== WHAT THE EXERCISE ASKS ==
Line count for "fields": give how many lines in the data below contain it, with no other words.

== TASK INPUT ==
______

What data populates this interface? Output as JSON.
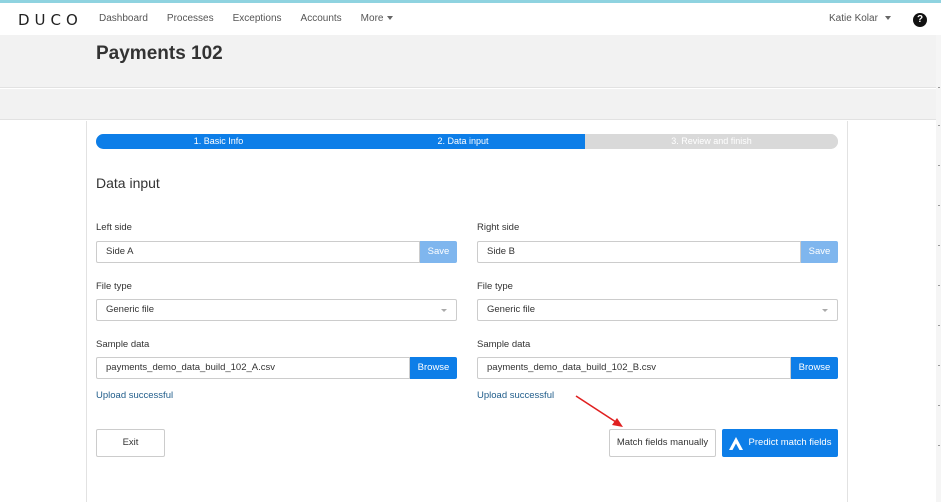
{
  "brand": {
    "logo_text": "DUCO",
    "topline_color": "#8fd3e0"
  },
  "nav": {
    "items": [
      {
        "label": "Dashboard"
      },
      {
        "label": "Processes"
      },
      {
        "label": "Exceptions"
      },
      {
        "label": "Accounts"
      }
    ],
    "more_label": "More",
    "user_label": "Katie Kolar",
    "help_label": "?"
  },
  "page": {
    "title": "Payments 102"
  },
  "progress": {
    "steps": [
      {
        "label": "1. Basic Info",
        "state": "complete"
      },
      {
        "label": "2. Data input",
        "state": "current"
      },
      {
        "label": "3. Review and finish",
        "state": "todo"
      }
    ],
    "active_color": "#0d7ee8"
  },
  "form": {
    "section_title": "Data input",
    "left": {
      "side_label": "Left side",
      "side_value": "Side A",
      "save_label": "Save",
      "file_type_label": "File type",
      "file_type_value": "Generic file",
      "sample_label": "Sample data",
      "sample_value": "payments_demo_data_build_102_A.csv",
      "browse_label": "Browse",
      "status": "Upload successful"
    },
    "right": {
      "side_label": "Right side",
      "side_value": "Side B",
      "save_label": "Save",
      "file_type_label": "File type",
      "file_type_value": "Generic file",
      "sample_label": "Sample data",
      "sample_value": "payments_demo_data_build_102_B.csv",
      "browse_label": "Browse",
      "status": "Upload successful"
    }
  },
  "actions": {
    "exit_label": "Exit",
    "match_manual_label": "Match fields manually",
    "predict_label": "Predict match fields",
    "predict_icon": "duco-ai-icon",
    "annotation_arrow_color": "#e02020"
  }
}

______

== OUTPUT OF THE EXERCISE ==
2